  1. Get educated.  The reason why most people don’t succeed at living vegan is because of their lack of education before tackling it. It’s too important to do your own research about this serious problem and come to your own conclusions. Of course vegan propaganda exists, where facts and statistics are exaggerated to get people to quit their sick fix; but the more research you do, the more you will notice a consistency in the numbers. Also, the easiest way to learn more about this topic would be to watch the Holy Trinity of Veg Movies: Forks Over Knives, Earthlings, and Cowspiracy; which can all be found on YouTube and/or Netflix. You can also throw in Gary Yourofsky’s “Best Speech Ever” on YouTube if you dare! These awesome films will give you in-depth looks into the health, ethical, and environmental problems that animal agriculture causes; and they’re well-written to the max, too.

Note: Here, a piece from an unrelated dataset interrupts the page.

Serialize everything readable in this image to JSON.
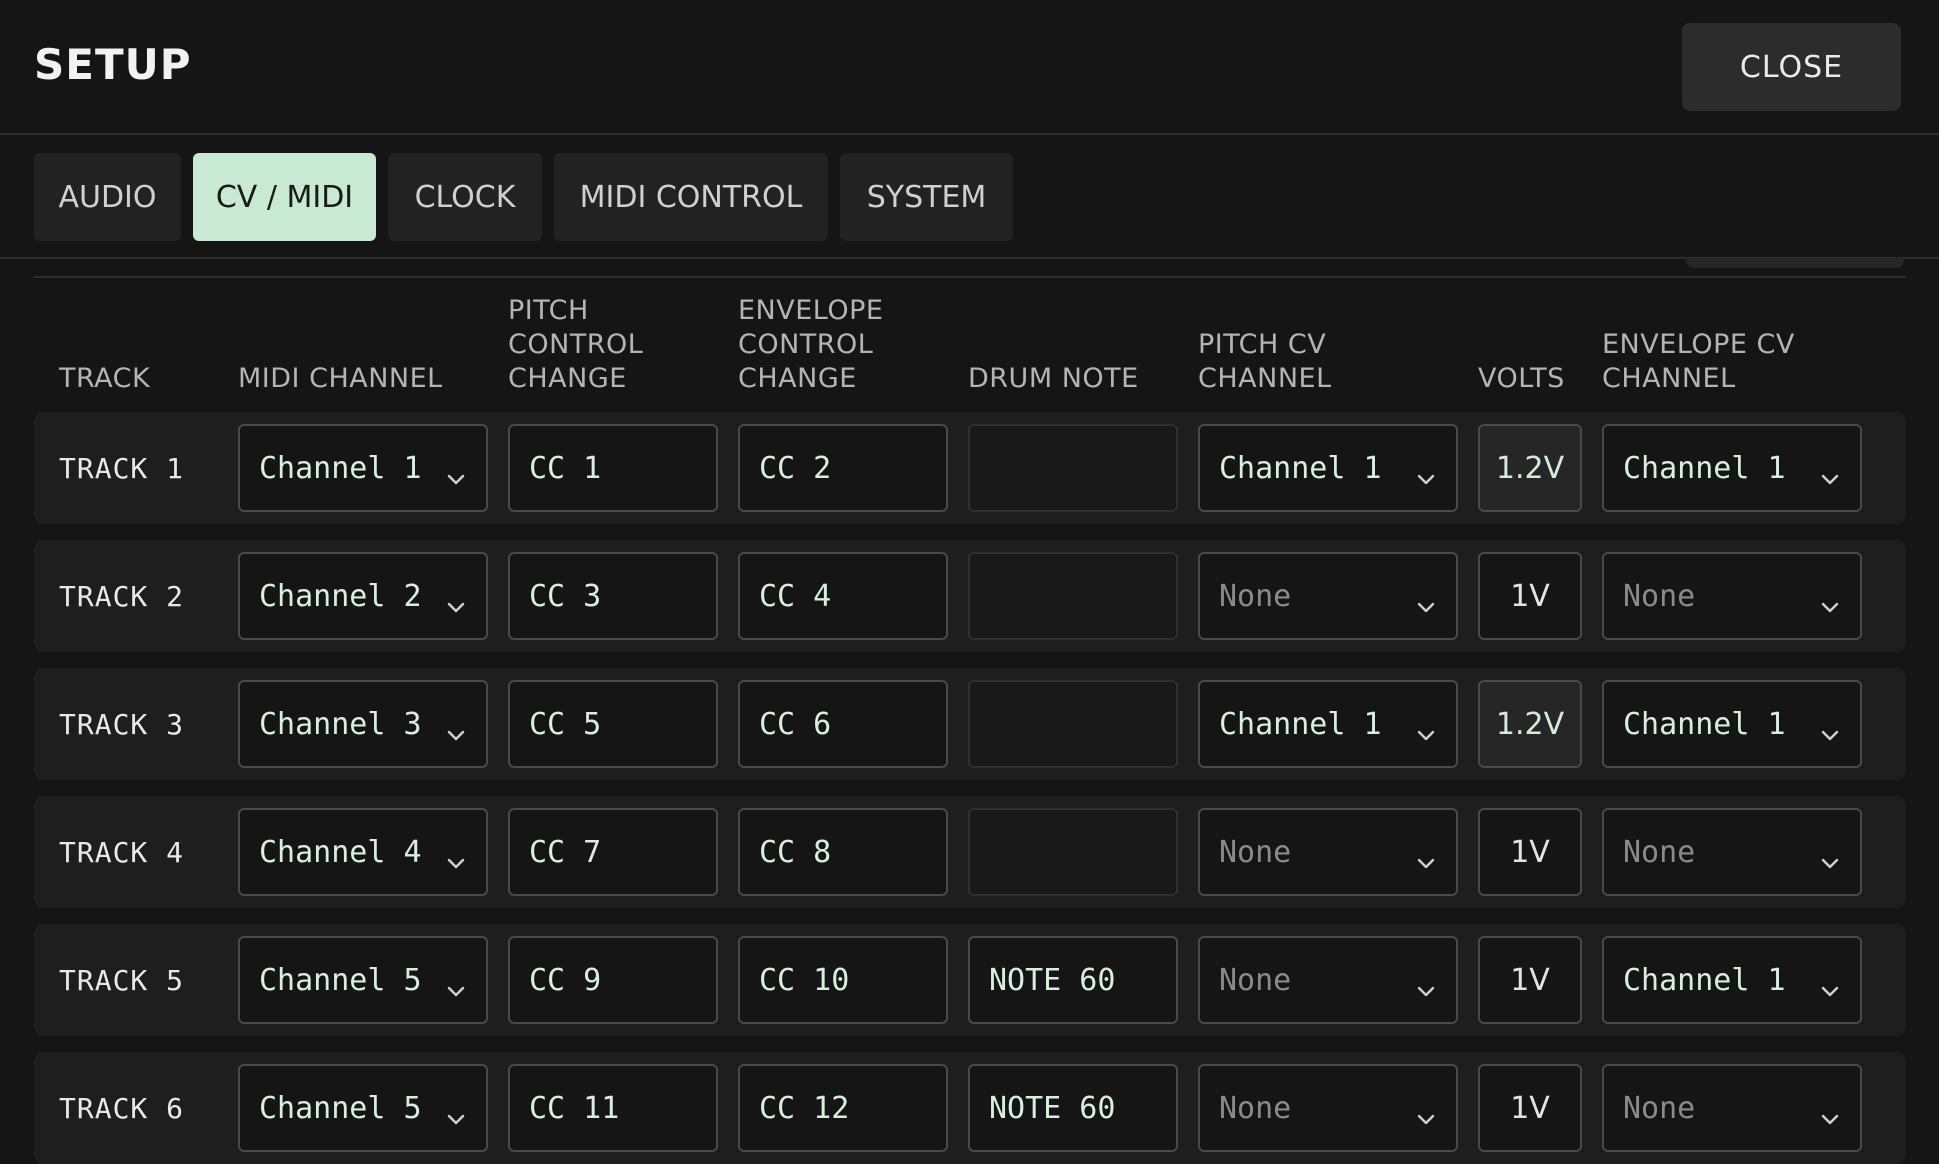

  2. Give up the junk.  After thorough research, hopefully you understand the issue at-hand and decide to swap all your animal products with plant ones. This means buying meat, dairy, and egg alternatives instead of using your dollar to support a corrupt industry. But don’t fret, animal alternatives are just as tasty and affordable as the usual stuff! At a typical grocery store, boneless chicken breasts costs about $3.27/lb while tofu is an average of $2-2.50/lb; and if you wanted to be mega healthy, dried beans are around $1.39/lb. Tofurkey sausages, Daiya cheeses, and Beyond Meat chicken strips ring in at about $4-5 max at your local supermarket, but you can also get your proteins in its whole form with beans, plain tofu, and tempeh (and they’re cheaper!). Commercial grocery stores hold inexpensive vegan and accidentally-vegan items also. This step also includes refusing to purchase anything that exploits animals, like animal-tested makeup; fur, leather, down, or silk; going to circuses or zoos; or supporting speciesism in any way. If you just so happen to have an actual leather jacket or makeup from a cruelty-supportive company laying around, it’s up to you whether or not you want to give it away since you were unaware before you bought it; but just remember that it used to be someone’s skin or that someone was harmed in the making of said product, which is freakin horrifying and sad.

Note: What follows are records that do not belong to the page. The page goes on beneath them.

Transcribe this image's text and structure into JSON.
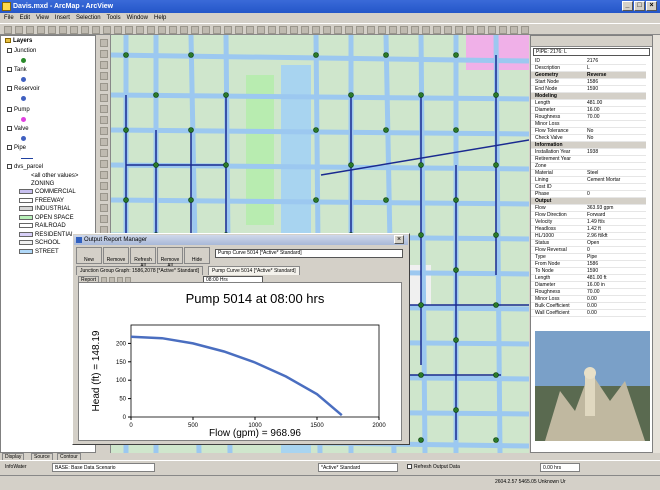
{
  "window": {
    "title": "Davis.mxd - ArcMap - ArcView",
    "min": "_",
    "max": "□",
    "close": "×"
  },
  "menu": [
    "File",
    "Edit",
    "View",
    "Insert",
    "Selection",
    "Tools",
    "Window",
    "Help"
  ],
  "toc": {
    "header": "Layers",
    "layers": [
      {
        "name": "Junction",
        "symbol": "dot"
      },
      {
        "name": "Tank",
        "symbol": "tank"
      },
      {
        "name": "Reservoir",
        "symbol": "res"
      },
      {
        "name": "Pump",
        "symbol": "pump"
      },
      {
        "name": "Valve",
        "symbol": "valve"
      },
      {
        "name": "Pipe",
        "symbol": "line"
      },
      {
        "name": "dvs_parcel",
        "symbol": "none"
      }
    ],
    "legend_header": "<all other values>",
    "zoning": "ZONING",
    "legend": [
      {
        "label": "COMMERCIAL",
        "color": "#c8c0f0"
      },
      {
        "label": "FREEWAY",
        "color": "#ffffff"
      },
      {
        "label": "INDUSTRIAL",
        "color": "#d8d8d8"
      },
      {
        "label": "OPEN SPACE",
        "color": "#b8f0b8"
      },
      {
        "label": "RAILROAD",
        "color": "#ffffff"
      },
      {
        "label": "RESIDENTIAL",
        "color": "#d8d0f8"
      },
      {
        "label": "SCHOOL",
        "color": "#f0f0f0"
      },
      {
        "label": "STREET",
        "color": "#b0d8f8"
      }
    ]
  },
  "props": {
    "title": "PIPE: 2176: L",
    "rows": [
      {
        "k": "ID",
        "v": "2176",
        "s": false
      },
      {
        "k": "Description",
        "v": "L",
        "s": false
      },
      {
        "k": "Geometry",
        "v": "Reverse",
        "s": true
      },
      {
        "k": "Start Node",
        "v": "1586",
        "s": false
      },
      {
        "k": "End Node",
        "v": "1590",
        "s": false
      },
      {
        "k": "Modeling",
        "v": "",
        "s": true
      },
      {
        "k": "Length",
        "v": "481.00",
        "s": false
      },
      {
        "k": "Diameter",
        "v": "16.00",
        "s": false
      },
      {
        "k": "Roughness",
        "v": "70.00",
        "s": false
      },
      {
        "k": "Minor Loss",
        "v": "",
        "s": false
      },
      {
        "k": "Flow Tolerance",
        "v": "No",
        "s": false
      },
      {
        "k": "Check Valve",
        "v": "No",
        "s": false
      },
      {
        "k": "Information",
        "v": "",
        "s": true
      },
      {
        "k": "Installation Year",
        "v": "1938",
        "s": false
      },
      {
        "k": "Retirement Year",
        "v": "",
        "s": false
      },
      {
        "k": "Zone",
        "v": "",
        "s": false
      },
      {
        "k": "Material",
        "v": "Steel",
        "s": false
      },
      {
        "k": "Lining",
        "v": "Cement Mortar",
        "s": false
      },
      {
        "k": "Cost ID",
        "v": "",
        "s": false
      },
      {
        "k": "Phase",
        "v": "0",
        "s": false
      },
      {
        "k": "Output",
        "v": "",
        "s": true
      },
      {
        "k": "Flow",
        "v": "363.93 gpm",
        "s": false
      },
      {
        "k": "Flow Direction",
        "v": "Forward",
        "s": false
      },
      {
        "k": "Velocity",
        "v": "1.49 ft/s",
        "s": false
      },
      {
        "k": "Headloss",
        "v": "1.42 ft",
        "s": false
      },
      {
        "k": "HL/1000",
        "v": "2.96 ft/kft",
        "s": false
      },
      {
        "k": "Status",
        "v": "Open",
        "s": false
      },
      {
        "k": "Flow Reversal",
        "v": "0",
        "s": false
      },
      {
        "k": "Type",
        "v": "Pipe",
        "s": false
      },
      {
        "k": "From Node",
        "v": "1586",
        "s": false
      },
      {
        "k": "To Node",
        "v": "1590",
        "s": false
      },
      {
        "k": "Length",
        "v": "481.00 ft",
        "s": false
      },
      {
        "k": "Diameter",
        "v": "16.00 in",
        "s": false
      },
      {
        "k": "Roughness",
        "v": "70.00",
        "s": false
      },
      {
        "k": "Minor Loss",
        "v": "0.00",
        "s": false
      },
      {
        "k": "Bulk Coefficient",
        "v": "0.00",
        "s": false
      },
      {
        "k": "Wall Coefficient",
        "v": "0.00",
        "s": false
      }
    ]
  },
  "orm": {
    "title": "Output Report Manager",
    "buttons": [
      "New",
      "Remove",
      "Refresh All",
      "Remove All",
      "Hide"
    ],
    "selector": "Pump Curve 5014 [*Active* Standard]",
    "tabs": [
      "Junction Group Graph: 1586,2078 [*Active* Standard]",
      "Pump Curve 5014 [*Active* Standard]"
    ],
    "report_btn": "Report",
    "timecombo": "08:00 Hrs"
  },
  "chart_data": {
    "type": "line",
    "title": "Pump 5014 at 08:00 hrs",
    "xlabel": "Flow (gpm) = 968.96",
    "ylabel": "Head (ft) = 148.19",
    "xlim": [
      0,
      2000
    ],
    "ylim": [
      0,
      250
    ],
    "xticks": [
      "0",
      "500",
      "1000",
      "1500",
      "2000"
    ],
    "yticks": [
      "0",
      "50",
      "100",
      "150",
      "200"
    ],
    "series": [
      {
        "x": [
          0,
          250,
          500,
          750,
          1000,
          1250,
          1500,
          1700
        ],
        "y": [
          218,
          214,
          200,
          178,
          148,
          110,
          62,
          5
        ]
      }
    ]
  },
  "status": {
    "infowater": "InfoWater",
    "scenario": "BASE: Base Data Scenario",
    "active": "*Active* Standard",
    "refresh": "Refresh Output Data",
    "time": "0.00 hrs",
    "coords": "2604.2.57  5465.05 Unknown Ur",
    "tabs": [
      "Display",
      "Source",
      "Contour"
    ]
  }
}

  3. Walk the walk.  Now that you’ve got the basics down, it’s time to make this an actual lifestyle! All you need to do is live the first two steps in its entirety, which sounds like an ordeal but it’s definitely not if you give a shit. It may seem like you’re “reducing” your life to constantly checking  ingredients of simple foods, bitching at meat-eaters, and being burdened by the lack of support you get in a non-vegan world, but that is completely NOT true. Think about what you’d be gaining: a clear conscience, better karma, better health, social awareness, more compassion toward your fellow human, some corporate detachment, respect toward all animals, reduced environmental impact, and, hopefully, a new cause! So don’t be a Negative Nancy and think about your sacrifices, just be happy that no one was sacrificed so that you may be comfortable; there’s no better feeling than that. Now go get your veg on!

If I’m missing anything or you need any help, don’t hesitate to holla at me! I’d be delighted to vegify you 🙂